NOTE: The following Vintage Berry Wine never appeared in print; this is the original publication. However, it really did happen, on any given night of the week, between the years 1990-98.
For years I had the same problem. It didn’t matter if I was married or single, although it has gotten worse since I began tucking the kids in alone, but bedtime is a real chore around my house. It is the one thing I think I dread more than anything else.
My kids, as with most children I know, have something I do not – limitless energy. In fact, their energy levels peak around, oh, 8 p.m. That’s when they’re supposed to be taking their baths. Instead, I will find them bouncing off the walls (and each other), or chasing a sibling around the house. It takes me at least 15 minutes to persuade them that taking a bath really does have some health advantages – in addition to being a good habit to get into. Then they hop in the tub and I leave the room, with strict instructions that bath time is 15 minutes ONLY.

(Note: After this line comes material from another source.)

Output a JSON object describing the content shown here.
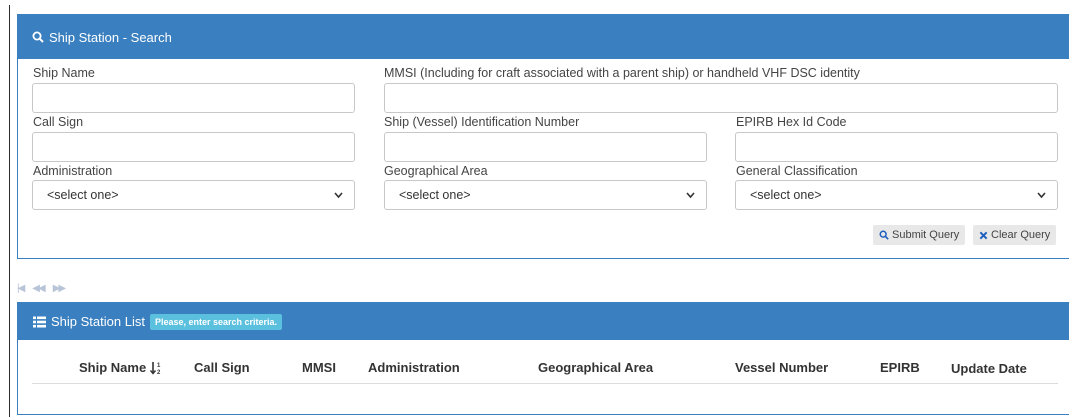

When I first became a single parent, this rule wasn’t yet established in our home. At that time, I was happy to leave a kid in a tub and turn my attention to something else. I found that when I did this, one of two things consistently occurred. Either, 1.) One of them ran the tub full of water, causing flooding in the bathroom (and irritation to the landlord), or 2.) The guilty child kept the shower going full blast, on hot, for 30 minutes, building up enough steam in the bathroom to make me feel like I had stepped into a sauna when I finally went to see why he (or she) wasn’t finished bathing. This also had the unwanted side effect of leaving the rest of the family without any hot water for their baths. That definitely promoted problems! Needless to say, it didn’t take long for me to put the “15 Minute Rule” into effect.

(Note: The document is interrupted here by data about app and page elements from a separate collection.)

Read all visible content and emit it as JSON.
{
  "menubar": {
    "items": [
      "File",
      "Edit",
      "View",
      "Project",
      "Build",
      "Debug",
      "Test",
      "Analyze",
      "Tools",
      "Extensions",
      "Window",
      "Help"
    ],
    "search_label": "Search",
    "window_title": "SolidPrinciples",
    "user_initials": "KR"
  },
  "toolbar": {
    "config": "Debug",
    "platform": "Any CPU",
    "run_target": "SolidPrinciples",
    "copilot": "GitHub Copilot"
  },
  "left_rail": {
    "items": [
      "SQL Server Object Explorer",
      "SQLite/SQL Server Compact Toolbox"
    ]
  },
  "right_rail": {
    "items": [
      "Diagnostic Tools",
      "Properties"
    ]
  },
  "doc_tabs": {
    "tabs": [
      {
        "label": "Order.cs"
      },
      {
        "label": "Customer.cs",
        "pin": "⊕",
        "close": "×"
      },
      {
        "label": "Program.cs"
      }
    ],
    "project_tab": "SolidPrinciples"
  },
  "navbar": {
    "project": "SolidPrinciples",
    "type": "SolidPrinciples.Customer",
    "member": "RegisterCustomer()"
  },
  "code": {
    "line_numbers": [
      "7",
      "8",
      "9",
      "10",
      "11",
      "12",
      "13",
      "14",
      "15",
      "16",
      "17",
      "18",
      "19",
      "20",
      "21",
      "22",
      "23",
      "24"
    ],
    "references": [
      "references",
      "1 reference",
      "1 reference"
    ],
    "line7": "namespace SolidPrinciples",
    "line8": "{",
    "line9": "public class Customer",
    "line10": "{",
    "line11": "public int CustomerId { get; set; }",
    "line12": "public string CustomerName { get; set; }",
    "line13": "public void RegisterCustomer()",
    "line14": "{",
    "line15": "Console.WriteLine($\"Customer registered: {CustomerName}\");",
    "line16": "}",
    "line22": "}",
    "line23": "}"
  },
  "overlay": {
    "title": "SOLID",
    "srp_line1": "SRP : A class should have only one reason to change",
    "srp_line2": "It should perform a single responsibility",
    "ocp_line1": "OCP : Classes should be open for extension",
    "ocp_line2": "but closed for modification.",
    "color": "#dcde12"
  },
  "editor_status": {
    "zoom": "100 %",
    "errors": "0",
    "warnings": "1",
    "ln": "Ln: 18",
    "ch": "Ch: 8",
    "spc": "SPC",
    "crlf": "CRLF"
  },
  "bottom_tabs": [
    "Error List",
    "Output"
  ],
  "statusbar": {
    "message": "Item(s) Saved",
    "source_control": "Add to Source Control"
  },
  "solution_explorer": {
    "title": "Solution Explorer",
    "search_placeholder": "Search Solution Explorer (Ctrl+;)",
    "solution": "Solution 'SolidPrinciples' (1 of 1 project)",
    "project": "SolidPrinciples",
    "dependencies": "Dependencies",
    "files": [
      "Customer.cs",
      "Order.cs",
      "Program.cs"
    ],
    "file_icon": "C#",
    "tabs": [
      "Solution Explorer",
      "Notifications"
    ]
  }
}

Now I have learned that if I wait 15 minutes I would find – the same thing I find after three, four or even 10 minutes. A child, laying perfectly still, covered in hot bath water – waiting for the soap and washcloth to magically make him clean. So I go in periodically and check – to see if the washcloth has soap on it (or if the soap is even wet), if the shampoo has been used (or if the head was just quickly dunked under the spigot, in an attempt to make it appear as if the hair had been washed) and if the ears are clean (they usually aren’t).
Assuming I find the child has, indeed, taken a complete bath and is now ready to go onto the next step – that of brushing his teeth – I leave with instructions for him to hang up his towel, let out his water and put his dirty clothes into the hamper. I leave again, returning to a call of “Mom, I’m ready for a goodnight kiss.”
Sure, I tell myself as I mount the stairs again. I know ahead of time what I’ll find – and they never fail to disappoint me. The dirty clothes are laying, sopping wet from where my offspring has stepped out of the tub and directly on top of them, the washcloth is bunched up into a ball and has been thrown onto the floor, making another puddle of water, the soap is now invisible, laying beneath the dirty, cloudy bathwater, and the toothbruth is – you guessed it – dry.
The opposite of finding the toothbrush dry is, of course, finding it wet. If this is the case, then I am guaranteed to find gooey globs of toothpaste spattered all over the sink – and maybe on the mirror. (I think I prefer finding it dry.)
The standard response to my question of “Why don’t you ever wipe up the toothpaste?” remains the same no matter which child replies. “It’s yucky.” So what? I think to myself blackly. (I’m thinking about inventing a magnetic toothbrush. It would magically hold the toothpaste on the toothbrush, making it impossible to drop in the first place. And while I’m at it, I think I’ll conduct a survey to see how many other people have this same problem. Maybe it’s just me, but I find that I never have a problem getting the stuff to stay on my brush.)
This next step takes somewhere between 10 and 20 minutes, depending on which child I am with at the time. I have to convince him his life depends on him getting out of bed (where he lays, reading) and doing what I told him previously. Then I have to go through the 10 reasons we should brush our teeth and how God won’t give us new teeth to replace our old ones if we don’t take care of the ones we have now.
By then I am laying crosswise at the bottom of any one of the four beds, waiting for the “chosen child” to hop into bed. Usually there’s a question, designed, I am sure, to keep me from getting out of the room too quickly. (Heaven forbid that I actually get to do some household chores before I turn in, or have a few quiet minutes of peace and quiet for myself.) At this point, depending on how tired and irritated I am, I do one of two things – I snappishly refuse to answer the question until tomorrow, or I attempt to be a good mother, while slowly trying to explain the answer. Invariably, I end up being the first one to fall asleep.